EU Could Approve Vaccine Against New Covid Variant In 3 To 4 Months
Brussels: The EU drug regulator said on Tuesday it could approve vaccines adapted to target the Omicron variant of the coronavirus within three to four months if needed, but that existing shots would continue to provide protection.
Speaking to the European Parliament, European Medicines Agency (EMA) executive director Emer Cooke said it was not known if drugmakers would need to tweak their vaccines to protect against Omicron, but the EMA was preparing for that possibility.
“Were there a need to change the existing vaccines, we could be in a position to have those approved within three to four months,” she said.
“Companies adapting their formulations to include the new sequencing (…) will then have to show that the production system works, they will then have to do some clinical trials to determine that this actually works in practice.”
The CEO of drugmaker Moderna had set off fresh alarm bells in financial markets on Tuesday by warning that existing vaccines were unlikely to be as effective against the Omicron variant, first detected in southern Africa, as they have been against the Delta version.
Forty-two cases of the COVID-19 Omicron variant have been confirmed in 10 European Union countries, the head of the EU’s public health agency said on Tuesday.
But Cooke sought to reaffirm repeated calls for people to get vaccinated with the approved products currently available.
“Even if the new variant becomes more widespread, the vaccines we have will continue to provide protection,” Cooke said.
Echoing previous remarks by vaccine maker BioNTech, Cooke said that laboratory analyses should indicate over the next two weeks whether the blood of vaccinated people has sufficient antibodies to neutralise the new variant.
In February, the EMA issued new guidance to speed up the approval process for drugmakers that modify their COVID-19 vaccines to protect against new variants.
Mask mandates to tackle Omicron variant come into force in UK
London: New mask mandates and other measures aimed at curbing the spread of the Omicron coronavirus variant came into force in England on Tuesday, as Prime Minister Boris Johnson eyes an expanded booster programme to help increase protection against COVID-19.
From Tuesday morning, face masks are compulsory on transport and in shops, banks and hair salons.
All international travellers must take a PCR test by the end of the second day after they arrive, and self-isolate until they get their result. That is in addition to restrictions on arrivals from 10 southern African countries, who have to enter hotel quarantine.
Britain has reported 11 cases of the Omicron variant so far, and while the government says this number will rise, it says it is important to slow its spread until more is known about the variant’s tranmissibility and impact on vaccines.
“The measures taking effect today are proportionate and responsible, and will buy us time in the face of this new variant,” Johnson said in a statement.
“Not only will today’s steps help us slow down the variant’s spread, but they will help us protect each other and the gains we have all worked so hard for.”

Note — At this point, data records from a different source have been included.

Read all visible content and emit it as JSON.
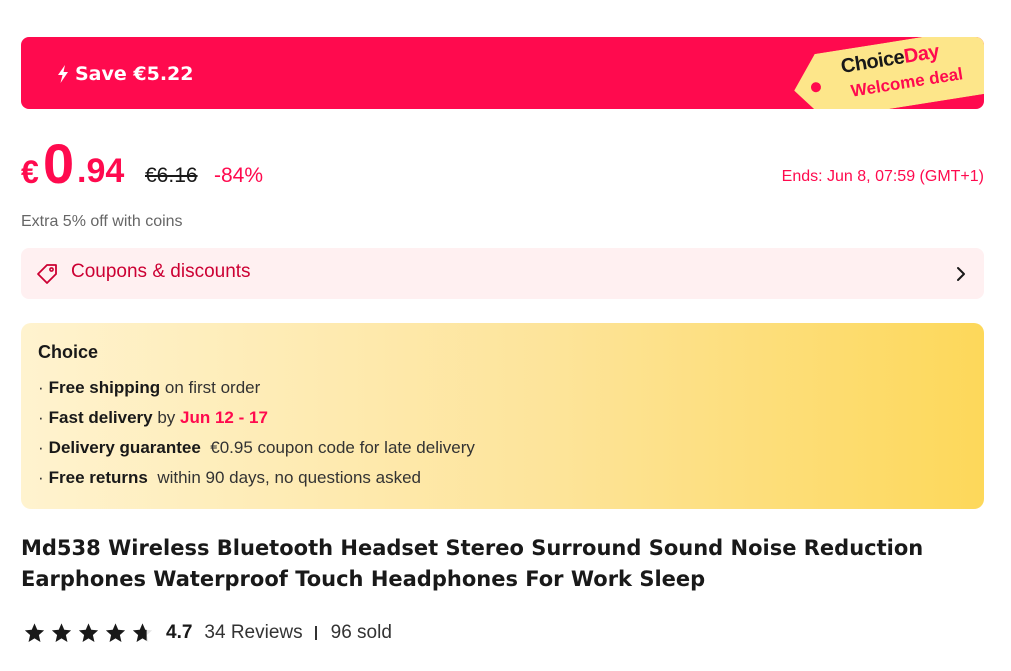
{
  "banner": {
    "save_text": "Save €5.22",
    "tag_choice": "Choice",
    "tag_day": "Day",
    "tag_welcome": "Welcome deal",
    "colors": {
      "background": "#ff0a4e",
      "tag": "#fde68a"
    },
    "icon": "lightning-bolt-icon"
  },
  "price": {
    "currency": "€",
    "integer": "0",
    "decimal": ".94",
    "original": "€6.16",
    "discount": "-84%",
    "ends": "Ends: Jun 8, 07:59 (GMT+1)"
  },
  "coins_text": "Extra 5% off with coins",
  "coupons": {
    "label": "Coupons & discounts",
    "icon": "coupon-tag-icon",
    "chevron": "chevron-right-icon"
  },
  "choice": {
    "title": "Choice",
    "items": [
      {
        "bullet": "·",
        "bold": "Free shipping",
        "text": " on first order"
      },
      {
        "bullet": "·",
        "bold": "Fast delivery",
        "text": " by ",
        "highlight": "Jun 12 - 17"
      },
      {
        "bullet": "·",
        "bold": "Delivery guarantee",
        "text": "  €0.95 coupon code for late delivery"
      },
      {
        "bullet": "·",
        "bold": "Free returns",
        "text": "  within 90 days, no questions asked"
      }
    ]
  },
  "product": {
    "title": "Md538 Wireless Bluetooth Headset Stereo Surround Sound Noise Reduction Earphones Waterproof Touch Headphones For Work Sleep"
  },
  "rating": {
    "score": "4.7",
    "stars": 4.7,
    "reviews": "34 Reviews",
    "sold": "96 sold"
  },
  "accent_color": "#ff0a4e"
}
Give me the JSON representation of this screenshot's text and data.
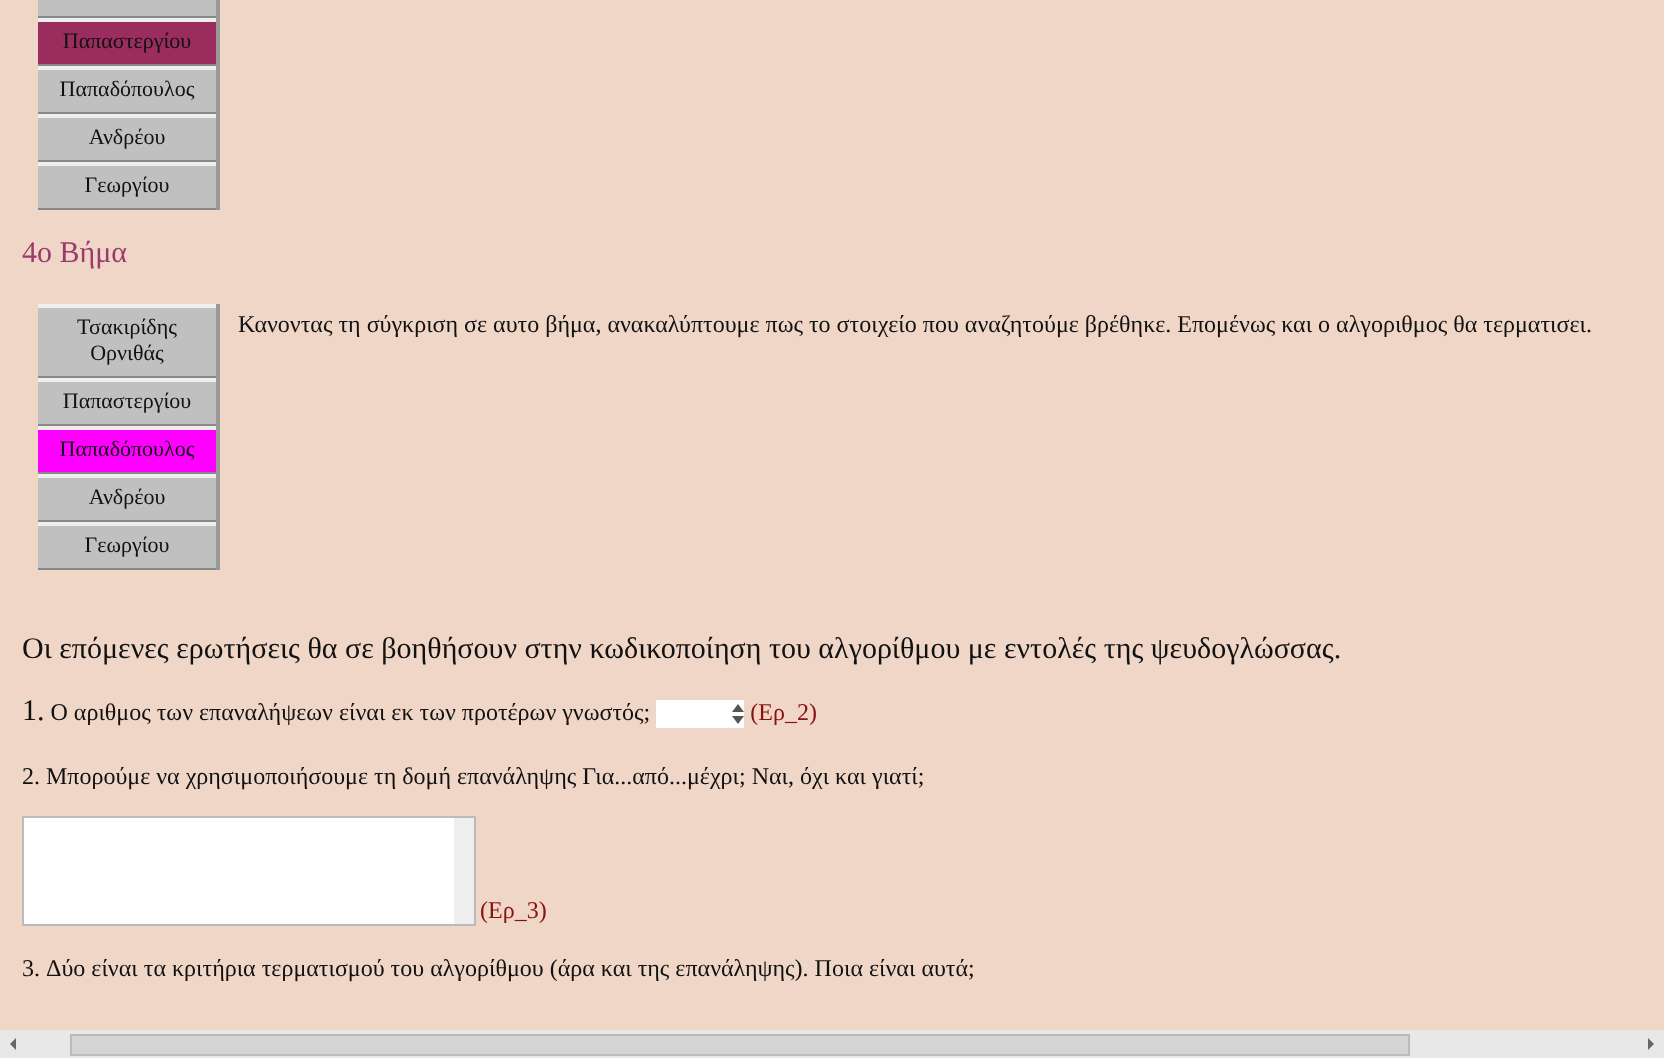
{
  "top_list": {
    "items": [
      {
        "label": "Παπαστεργίου",
        "color": "#9b2d5e"
      },
      {
        "label": "Παπαδόπουλος",
        "color": "#c0c0c0"
      },
      {
        "label": "Ανδρέου",
        "color": "#c0c0c0"
      },
      {
        "label": "Γεωργίου",
        "color": "#c0c0c0"
      }
    ]
  },
  "step": {
    "heading": "4ο Βήμα",
    "list": {
      "items": [
        {
          "label": "Τσακιρίδης Ορνιθάς",
          "color": "#c0c0c0"
        },
        {
          "label": "Παπαστεργίου",
          "color": "#c0c0c0"
        },
        {
          "label": "Παπαδόπουλος",
          "color": "#ff00ff"
        },
        {
          "label": "Ανδρέου",
          "color": "#c0c0c0"
        },
        {
          "label": "Γεωργίου",
          "color": "#c0c0c0"
        }
      ]
    },
    "text": "Κανοντας τη σύγκριση σε αυτο βήμα, ανακαλύπτουμε πως το στοιχείο που αναζητούμε βρέθηκε. Επομένως και ο αλγοριθμος θα τερματισει."
  },
  "intro": "Οι επόμενες ερωτήσεις θα σε βοηθήσουν στην κωδικοποίηση του αλγορίθμου με εντολές της ψευδογλώσσας.",
  "questions": [
    {
      "kind": "spinner",
      "number": "1.",
      "text": "Ο αριθμος των επαναλήψεων είναι εκ των προτέρων γνωστός;",
      "ref": "(Ερ_2)"
    },
    {
      "kind": "textarea",
      "number": "2.",
      "text": "Μπορούμε να χρησιμοποιήσουμε τη δομή επανάληψης Για...από...μέχρι; Ναι, όχι και γιατί;",
      "ref": "(Ερ_3)"
    },
    {
      "kind": "none",
      "number": "3.",
      "text": "Δύο είναι τα κριτήρια τερματισμού του αλγορίθμου (άρα και της επανάληψης). Ποια είναι αυτά;"
    }
  ]
}
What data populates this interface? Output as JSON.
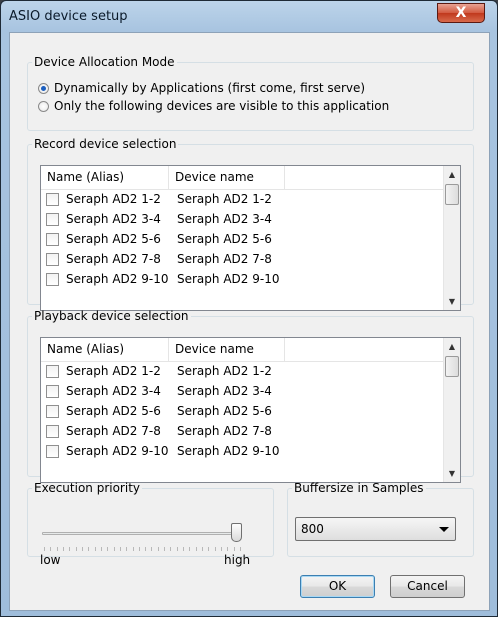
{
  "window": {
    "title": "ASIO device setup",
    "close_label": "X"
  },
  "allocation": {
    "legend": "Device Allocation Mode",
    "options": [
      {
        "label": "Dynamically by Applications (first come, first serve)",
        "selected": true
      },
      {
        "label": "Only the following devices are visible to this application",
        "selected": false
      }
    ]
  },
  "record": {
    "legend": "Record device selection",
    "columns": [
      "Name (Alias)",
      "Device name"
    ],
    "rows": [
      {
        "alias": "Seraph AD2 1-2",
        "device": "Seraph AD2 1-2",
        "checked": false
      },
      {
        "alias": "Seraph AD2 3-4",
        "device": "Seraph AD2 3-4",
        "checked": false
      },
      {
        "alias": "Seraph AD2 5-6",
        "device": "Seraph AD2 5-6",
        "checked": false
      },
      {
        "alias": "Seraph AD2 7-8",
        "device": "Seraph AD2 7-8",
        "checked": false
      },
      {
        "alias": "Seraph AD2 9-10",
        "device": "Seraph AD2 9-10",
        "checked": false
      }
    ]
  },
  "playback": {
    "legend": "Playback device selection",
    "columns": [
      "Name (Alias)",
      "Device name"
    ],
    "rows": [
      {
        "alias": "Seraph AD2 1-2",
        "device": "Seraph AD2 1-2",
        "checked": false
      },
      {
        "alias": "Seraph AD2 3-4",
        "device": "Seraph AD2 3-4",
        "checked": false
      },
      {
        "alias": "Seraph AD2 5-6",
        "device": "Seraph AD2 5-6",
        "checked": false
      },
      {
        "alias": "Seraph AD2 7-8",
        "device": "Seraph AD2 7-8",
        "checked": false
      },
      {
        "alias": "Seraph AD2 9-10",
        "device": "Seraph AD2 9-10",
        "checked": false
      }
    ]
  },
  "priority": {
    "legend": "Execution priority",
    "low_label": "low",
    "high_label": "high",
    "level": 1.0
  },
  "buffer": {
    "legend": "Buffersize in Samples",
    "value": "800"
  },
  "buttons": {
    "ok": "OK",
    "cancel": "Cancel"
  },
  "icons": {
    "up": "scroll-up-arrow",
    "down": "scroll-down-arrow",
    "dropdown": "chevron-down"
  }
}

Johnson has said the measures will be reviewed after three weeks, but added that the country’s vaccine rollout leaves it in a better situation than this time last year, when restrictions were introduced shortly before Christmas.
On Monday vaccine advisers gave the go ahead to a booster programme for all adults, and health minister Sajid Javid said there would be more details on how it would be implemented this week.
Booster shots are expected to help protect against severe disease even if Omicron is able to reduce vaccine efficacy.
“Based on everything we know, our vaccines and boosters remain our best line of defence,” Johnson said.